Bouteflika’s offensive has a two-pronged objective: first, to ensure control over the institutional and political establishment, especially in the lead-up to the spring 2014 elections; and second, to undermine the strength and power of his political rivals. To achieve the first, Bouteflika appointed his longtime supporter and foreign affairs minister, Mourad Medelci, as president of the constitutional council. Two other loyalists, Tayib Belaiz and Tayib Louh, have been appointed ministers of interior and justice, respectively. Since these three institutions are in charge of overseeing the elections, Bouteflika has placed friends in the right places, ensuring technical control of the process. Earlier, in order to solidify control of the majority party, the presidential clan ensured that loyalist Ammar Saidani was elected secretary-general of the National Liberation Front (FLN), while six hostile FLN ministers were substituted by more loyal figures. In an effort to achieve the second objective, Bouteflika appointed army commander General Ahmed Gaid Salah to the post of deputy defense minister, making him effectively the second most powerful man in the country. More importantly, three key units of the DRS – the army’s communications bureau, the central security agency, and the judicial police force – have been removed from Mediene’s control and placed under Salah’s command, effectively reducing the power of the head of the intelligence and security agency.
All of this activity has stirred speculation about what is really happening.
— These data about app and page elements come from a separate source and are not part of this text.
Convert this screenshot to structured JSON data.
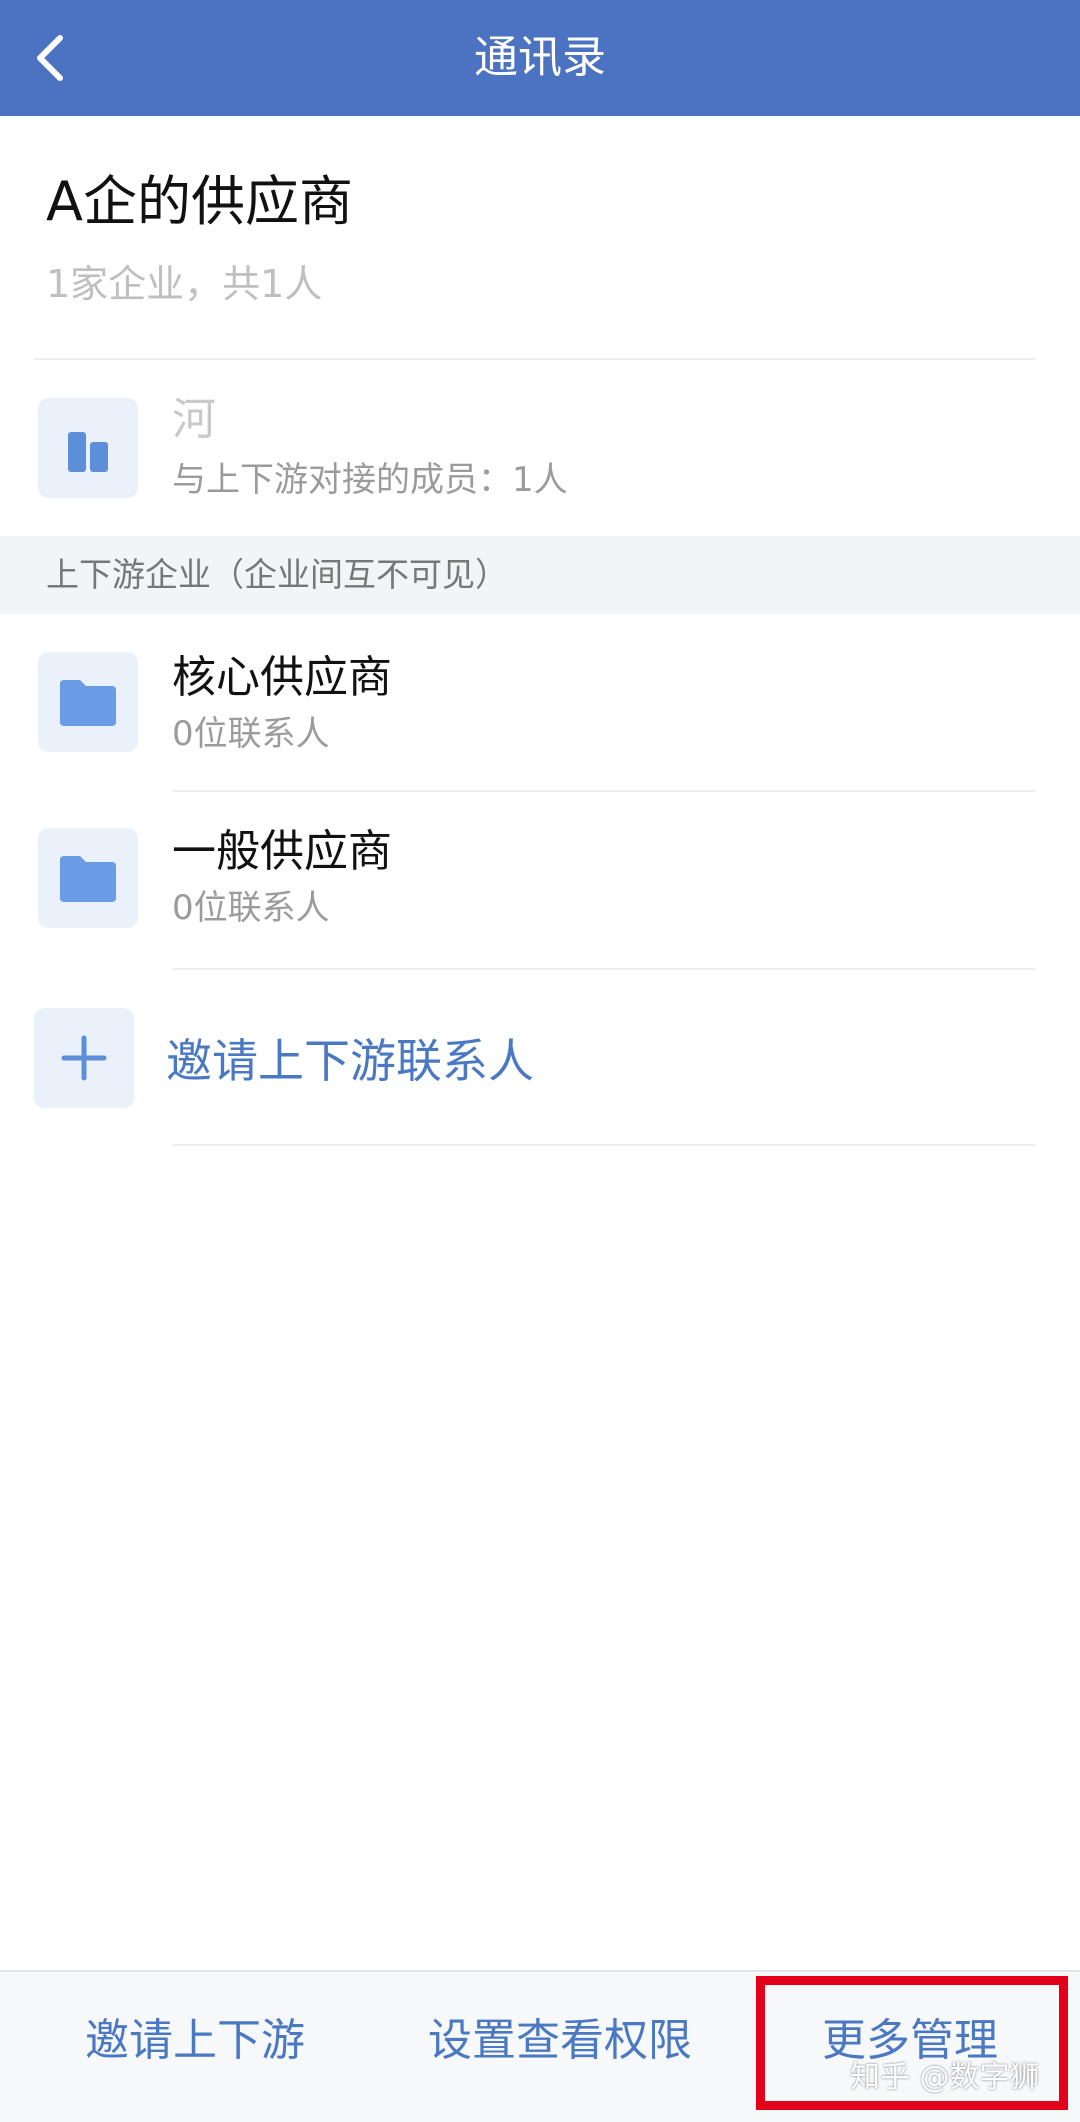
{
  "header": {
    "title": "通讯录",
    "back_icon": "chevron-left-icon"
  },
  "group": {
    "name": "A企的供应商",
    "summary": "1家企业，共1人"
  },
  "my_company": {
    "icon": "building-icon",
    "name": "河",
    "members_line": "与上下游对接的成员：1人"
  },
  "section": {
    "label": "上下游企业（企业间互不可见）"
  },
  "folders": [
    {
      "icon": "folder-icon",
      "name": "核心供应商",
      "count": "0位联系人"
    },
    {
      "icon": "folder-icon",
      "name": "一般供应商",
      "count": "0位联系人"
    }
  ],
  "invite": {
    "icon": "plus-icon",
    "label": "邀请上下游联系人"
  },
  "bottom_bar": {
    "invite": "邀请上下游",
    "permissions": "设置查看权限",
    "more": "更多管理"
  },
  "watermark": "知乎 @数字狮",
  "colors": {
    "header_bg": "#4b73c1",
    "accent": "#4a78c3",
    "highlight": "#e3001b"
  }
}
Some say that the ill and weakened Bouteflika is being manipulated by his brother Said and other members of his entourage. Others say that Bouteflika is still largely in control and capable of decision making. It is irrelevant to debate which of these holds true. What is more important is that most of these subtle political moves are actually superficial. They have no depth or impact on the population, which remains largely apathetic and disenchanted, albeit worried and restless.
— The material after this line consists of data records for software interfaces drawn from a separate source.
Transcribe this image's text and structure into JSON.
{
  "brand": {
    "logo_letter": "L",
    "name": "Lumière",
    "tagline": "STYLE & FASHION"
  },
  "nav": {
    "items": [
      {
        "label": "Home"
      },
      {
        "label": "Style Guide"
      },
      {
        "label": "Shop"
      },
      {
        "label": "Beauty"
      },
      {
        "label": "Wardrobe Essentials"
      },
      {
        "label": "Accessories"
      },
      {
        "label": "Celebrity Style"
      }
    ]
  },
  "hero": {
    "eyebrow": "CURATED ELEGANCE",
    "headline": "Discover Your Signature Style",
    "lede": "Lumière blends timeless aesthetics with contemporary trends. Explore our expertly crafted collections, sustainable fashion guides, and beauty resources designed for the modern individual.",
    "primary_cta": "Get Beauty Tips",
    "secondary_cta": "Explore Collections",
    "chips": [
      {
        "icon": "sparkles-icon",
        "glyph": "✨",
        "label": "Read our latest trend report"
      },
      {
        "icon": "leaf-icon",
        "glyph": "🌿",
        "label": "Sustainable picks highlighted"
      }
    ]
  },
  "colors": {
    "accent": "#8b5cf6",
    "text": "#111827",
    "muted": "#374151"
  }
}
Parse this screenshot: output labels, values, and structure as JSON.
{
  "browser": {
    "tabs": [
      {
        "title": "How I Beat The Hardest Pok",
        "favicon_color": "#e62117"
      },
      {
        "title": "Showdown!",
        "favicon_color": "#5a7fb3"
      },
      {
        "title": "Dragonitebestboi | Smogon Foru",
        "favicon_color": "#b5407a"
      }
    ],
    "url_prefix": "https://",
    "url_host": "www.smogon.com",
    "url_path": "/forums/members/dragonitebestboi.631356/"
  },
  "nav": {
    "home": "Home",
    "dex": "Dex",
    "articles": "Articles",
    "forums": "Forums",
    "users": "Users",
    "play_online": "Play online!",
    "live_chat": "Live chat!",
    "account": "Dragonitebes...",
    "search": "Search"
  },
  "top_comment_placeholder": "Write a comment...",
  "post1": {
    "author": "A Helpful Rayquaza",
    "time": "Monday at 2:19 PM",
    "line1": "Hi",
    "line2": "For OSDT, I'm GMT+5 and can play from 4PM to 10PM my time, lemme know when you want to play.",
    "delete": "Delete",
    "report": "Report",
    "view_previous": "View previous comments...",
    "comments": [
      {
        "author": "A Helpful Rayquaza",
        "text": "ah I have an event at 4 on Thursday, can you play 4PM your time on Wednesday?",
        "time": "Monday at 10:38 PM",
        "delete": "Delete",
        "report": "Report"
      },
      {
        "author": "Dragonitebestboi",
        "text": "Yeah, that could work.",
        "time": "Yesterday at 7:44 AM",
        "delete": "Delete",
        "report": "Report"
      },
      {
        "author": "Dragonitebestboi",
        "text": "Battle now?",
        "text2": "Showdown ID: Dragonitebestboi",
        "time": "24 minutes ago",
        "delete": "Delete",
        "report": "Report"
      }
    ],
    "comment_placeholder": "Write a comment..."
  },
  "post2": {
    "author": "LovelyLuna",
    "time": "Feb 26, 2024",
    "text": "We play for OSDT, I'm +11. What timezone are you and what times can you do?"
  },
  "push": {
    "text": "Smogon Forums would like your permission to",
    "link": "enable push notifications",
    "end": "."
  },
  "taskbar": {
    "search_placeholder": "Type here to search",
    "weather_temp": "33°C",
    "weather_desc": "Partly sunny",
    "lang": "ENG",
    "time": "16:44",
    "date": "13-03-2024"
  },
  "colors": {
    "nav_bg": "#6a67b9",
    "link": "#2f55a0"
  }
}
The real political crisis in Algeria is embodied in the very lack of substance in the latest reshuffle: the old elite, which touts legitimacy from its participation in the war of liberation, clings to power as forcefully as it has for the last fifty-two years. This political class has isolated itself, insulated and disconnected from significant evolutions in the country. An estimated 88 percent of Algerians were born after independence and have tremendous economic and social grievances that need to be addressed with more than just cash handouts, which is how Algeria has so far managed to get through the Arab spring. The violence and repression that the old guard used to crush Islamists in the 1990s cannot be replicated at a time when young Algerians, especially those who have no memories of the civil war that could temper their growing agitations and pursuit for social justice, are more globally connected. Algerian authorities are using unsustainable tactics to quell social discontent, and while it may be a few years down the line, they could be in for a rude awakening about how rapidly and unpredictably demographic changes will obligate more than just superficial cabinet shuffles.
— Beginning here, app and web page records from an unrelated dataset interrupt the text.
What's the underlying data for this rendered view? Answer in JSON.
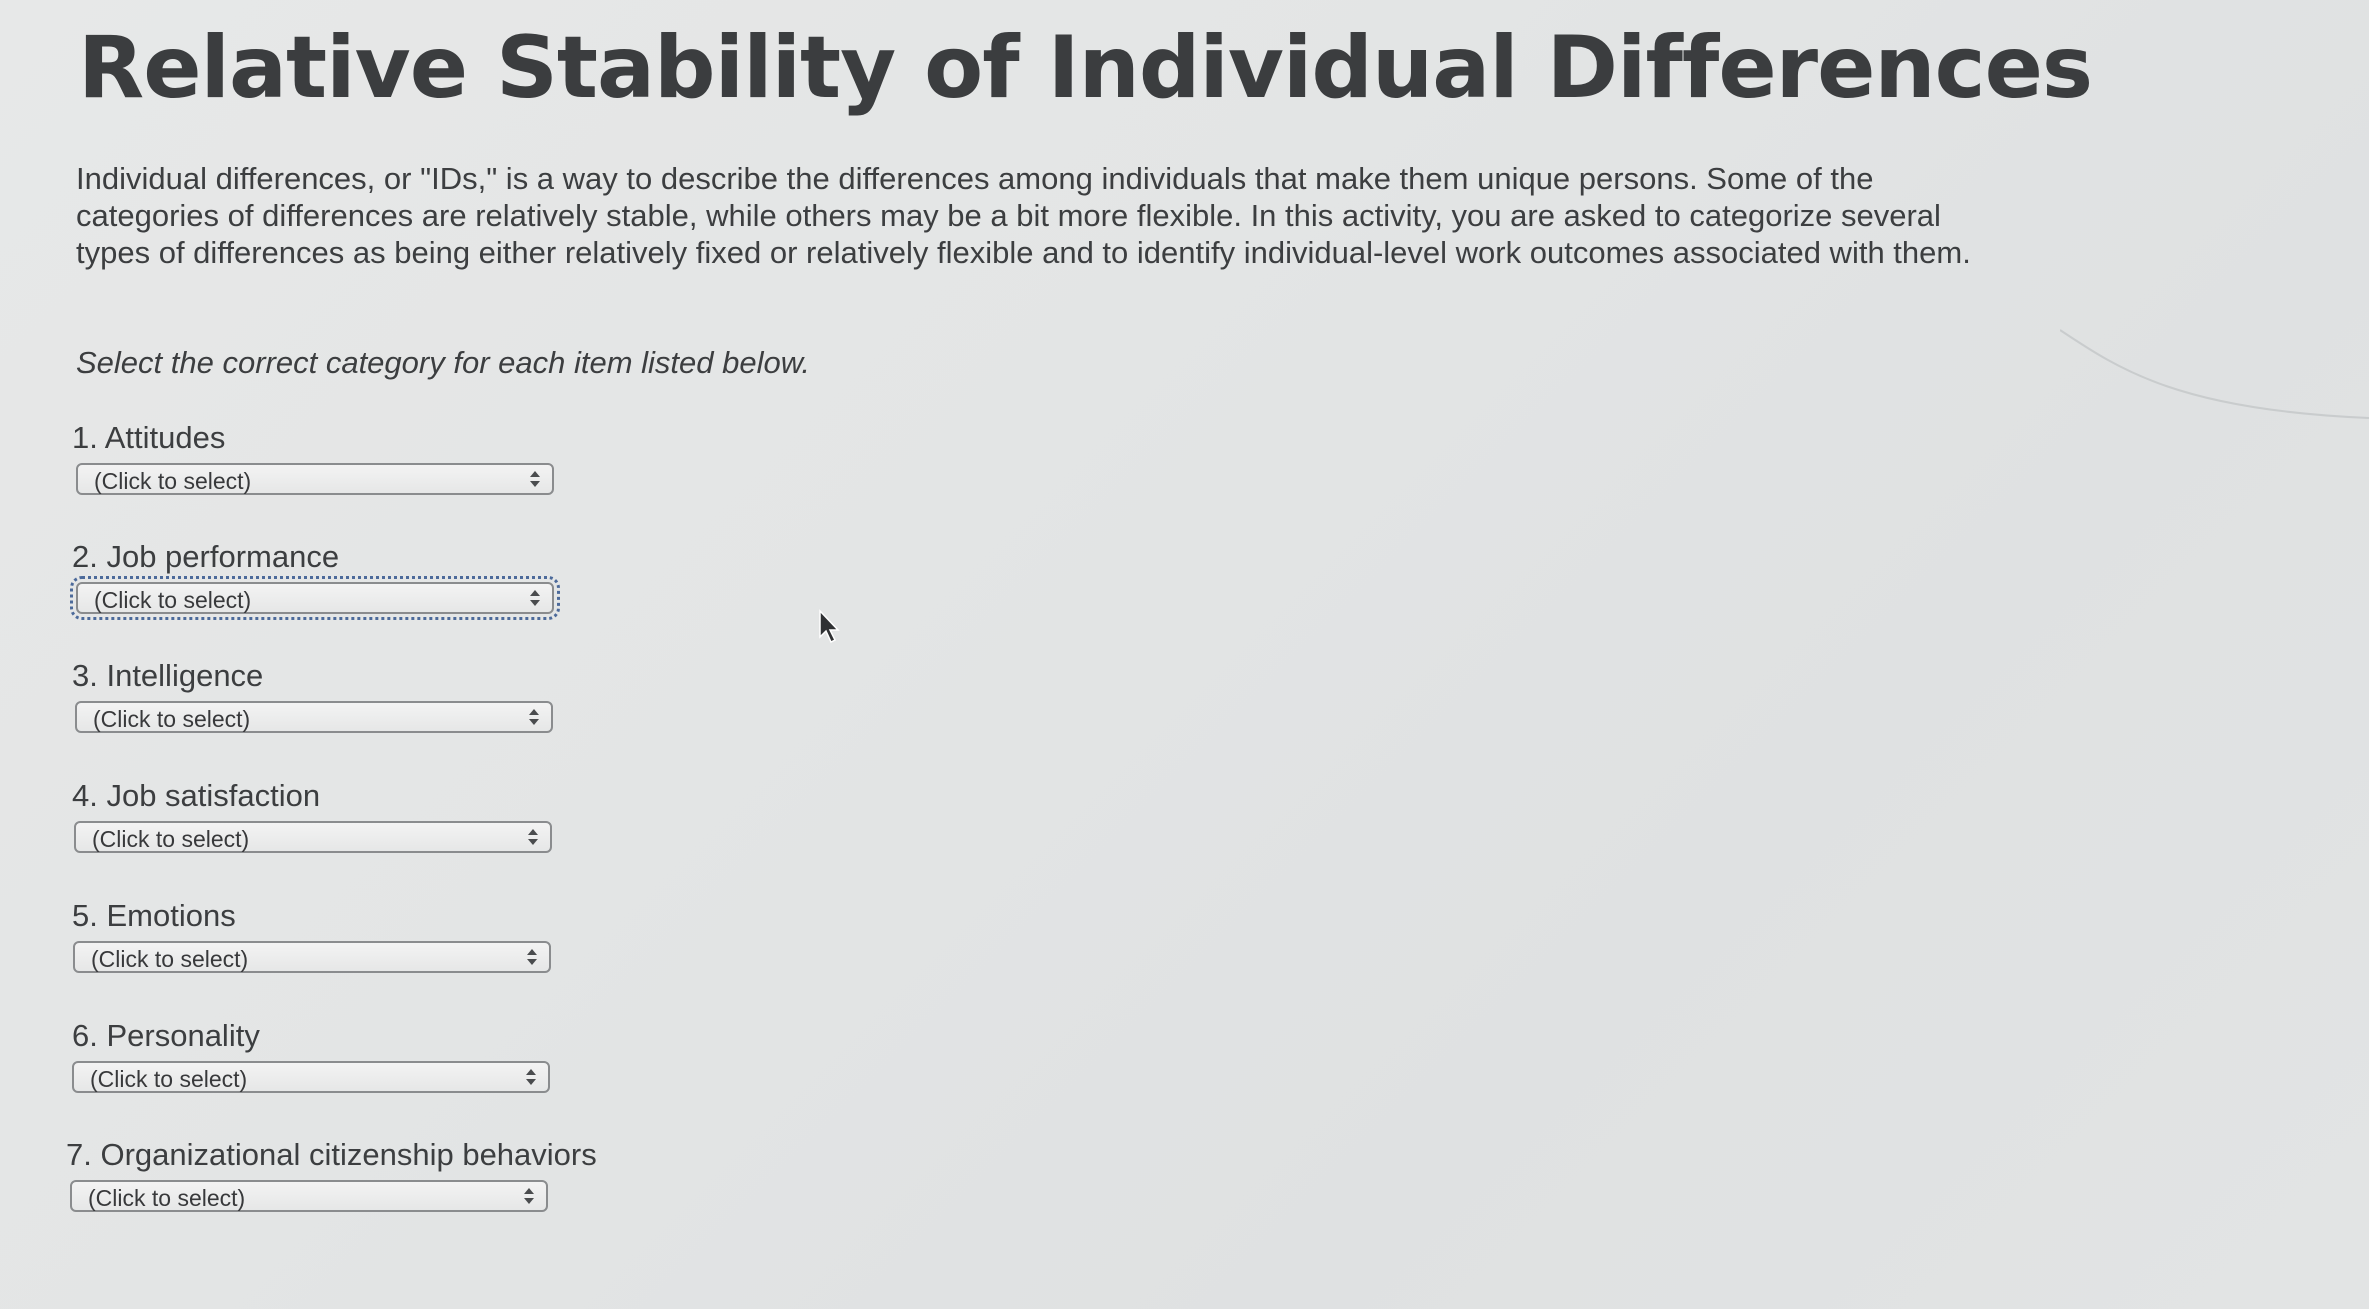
{
  "page": {
    "title": "Relative Stability of Individual Differences",
    "intro": "Individual differences, or \"IDs,\" is a way to describe the differences among individuals that make them unique persons. Some of the categories of differences are relatively stable, while others may be a bit more flexible. In this activity, you are asked to categorize several types of differences as being either relatively fixed or relatively flexible and to identify individual-level work outcomes associated with them.",
    "instruction": "Select the correct category for each item listed below."
  },
  "items": [
    {
      "label": "1. Attitudes",
      "selected": "(Click to select)"
    },
    {
      "label": "2. Job performance",
      "selected": "(Click to select)"
    },
    {
      "label": "3. Intelligence",
      "selected": "(Click to select)"
    },
    {
      "label": "4. Job satisfaction",
      "selected": "(Click to select)"
    },
    {
      "label": "5. Emotions",
      "selected": "(Click to select)"
    },
    {
      "label": "6. Personality",
      "selected": "(Click to select)"
    },
    {
      "label": "7. Organizational citizenship behaviors",
      "selected": "(Click to select)"
    }
  ],
  "icons": {
    "select_arrows": "up-down-arrows-icon",
    "cursor": "mouse-pointer-icon"
  },
  "colors": {
    "text": "#3c3e40",
    "focus_outline": "#4c6a9a"
  }
}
Karim Mezran is a senior fellow with the Council’s Rafik Hariri Center for the Middle East.